Forum

  • If you are new to these Forums, please take a moment to register using the fields above.
Announcement Announcement Module
Collapse
No announcement yet.
GTD Newbie Page Title Module
Move Remove Collapse
X
Conversation Detail Module
Collapse
  • Filter
  • Time
  • Show
Clear All
new posts

  • GTD Newbie

    So here is my abbreviatyed story:

    My life was out of control and I didn't know where to turn. I read the GTD book in spurts (I have not read it from beginning to end but I got what I thought was the basics). I started working on getting things simplified for me and it is beginning to work (for the most part).

    Here is my dilemma. I work on numerous projects. I keep the information in various folders that I keep in my pendafile folders drawer. The folders are @Waiting, @Next Action, @Projects. Very simple. But my @Waiting file is getting huge and I feel like I have to go through each of them every single day. So I feel like I am getting somethings under control but I am overwhelmed by my pile of work.

    Any suggestions? Should I start over and read the GTD book from beginning to end? Is the GTD add-in for Outlook worh it (I used the demo and it didn't seem worth the $$). What about managing my notes and emails related to projects? I would appreciate any advice from someone else that struggled in the beginning but got things under control. Thx!

  • #2
    Welcome to the forum!

    First off, it's perfectly normal to feel overwhelmed when you start using GTD. Any new system will feel strange at different points.

    How long is it taking you to get through your @Waiting list? Is there any way you can consolidate items so you can review it more quickly?

    Have you tried keeping @Waiting, @Next Action, and @Project as paper or digital lists, not hanging file folders?

    Comment


    • #3
      What is in the @waiting file? If a report that isn't due for a month is in with a phone call that you're expecting tomorrow, no wonder you're overwhelmed! Especially for longer term items, you might find a tickler file helpful instead.

      Katherine

      Comment


      • #4
        Originally posted by MRomanow
        So here is my abbreviatyed story:
        Here is my dilemma. I work on numerous projects. I keep the information in various folders that I keep in my pendafile folders drawer. The folders are @Waiting, @Next Action, @Projects. Very simple. But my @Waiting file is getting huge and I feel like I have to go through each of them every single day. So I feel like I am getting somethings under control but I am overwhelmed by my pile of work.

        Any suggestions? Should I start over and read the GTD book from beginning to end? Is the GTD add-in for Outlook worh it (I used the demo and it didn't seem worth the $$). What about managing my notes and emails related to projects? I would appreciate any advice from someone else that struggled in the beginning but got things under control. Thx!
        Only a few people find that using folders for contexts is a good permanent system. Most people use some form of paper planner, a computer program, a pda, or some combination of these.
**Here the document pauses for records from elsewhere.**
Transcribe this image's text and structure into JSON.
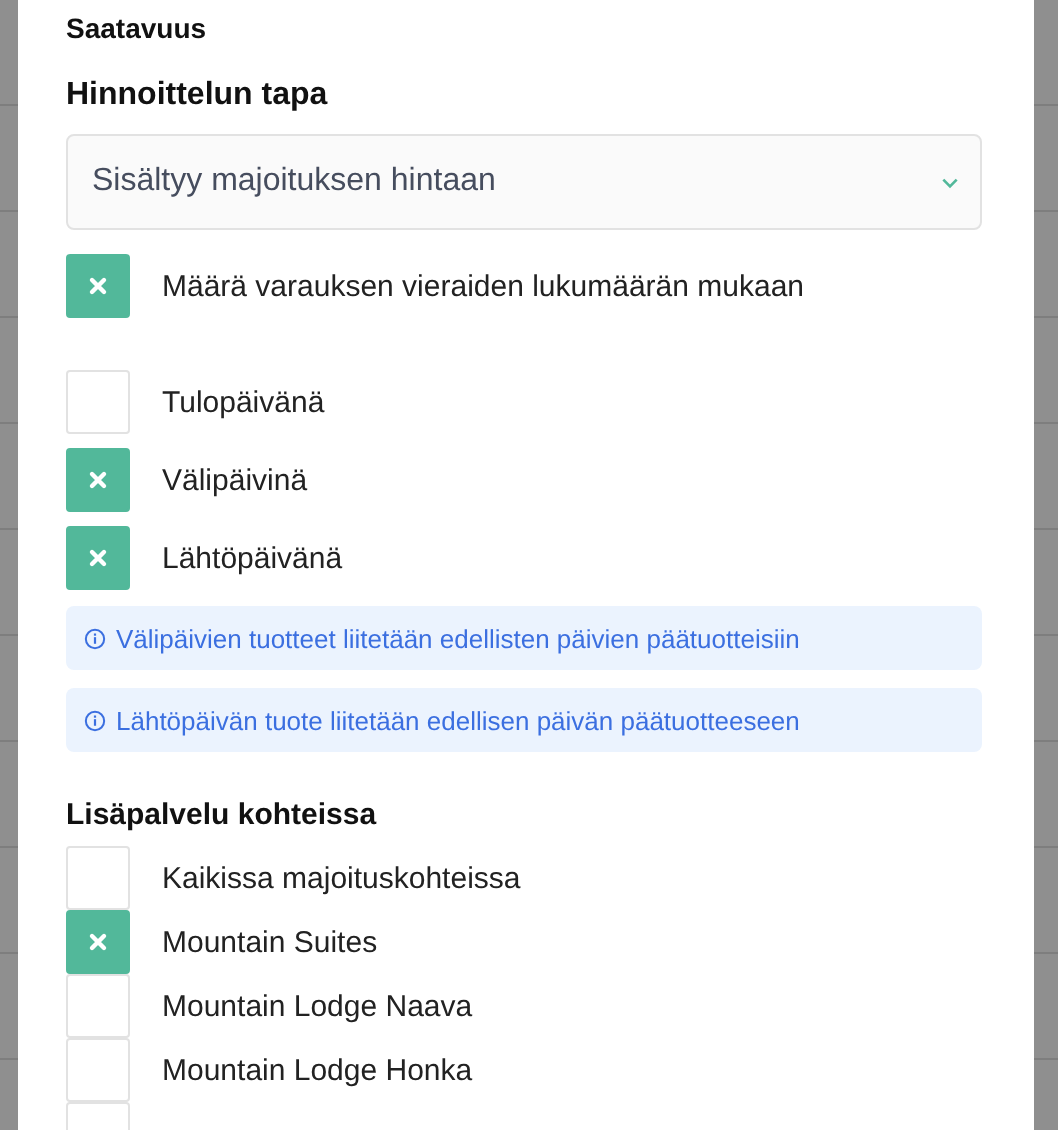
{
  "section_title": "Saatavuus",
  "pricing": {
    "label": "Hinnoittelun tapa",
    "select_value": "Sisältyy majoituksen hintaan"
  },
  "quantity_option": {
    "label": "Määrä varauksen vieraiden lukumäärän mukaan",
    "checked": true
  },
  "days": [
    {
      "label": "Tulopäivänä",
      "checked": false
    },
    {
      "label": "Välipäivinä",
      "checked": true
    },
    {
      "label": "Lähtöpäivänä",
      "checked": true
    }
  ],
  "notices": [
    "Välipäivien tuotteet liitetään edellisten päivien päätuotteisiin",
    "Lähtöpäivän tuote liitetään edellisen päivän päätuotteeseen"
  ],
  "locations": {
    "label": "Lisäpalvelu kohteissa",
    "items": [
      {
        "label": "Kaikissa majoituskohteissa",
        "checked": false
      },
      {
        "label": "Mountain Suites",
        "checked": true
      },
      {
        "label": "Mountain Lodge Naava",
        "checked": false
      },
      {
        "label": "Mountain Lodge Honka",
        "checked": false
      },
      {
        "checked": false
      }
    ]
  }
}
If you have Outlook and are comfortable with it, I would start using it. The $10 white paper (actually a pdf) on setting up Outlook is very clear and practical. If you have a large volume of items where you are waiting on someone else (NOT waiting for you to do them!), then you probably want to use a computer to manage next actions.

        As for notes, emails, and other project-related information, there are many options. How do you do your work? How much volume do you have? Is it primarily paper or digital? Are you retaining too much data? Too little? Are you filing easily? Are you more mobile or more deskbound? Are you a technophile or technophobe? Does company policy put constraints on your use of technology?

        Comment


        • #5
          Yes!

          Yes, you need to read the whole book. It will make a lot of the things you are struggling with, more clear.

          Comment

          Working...
          X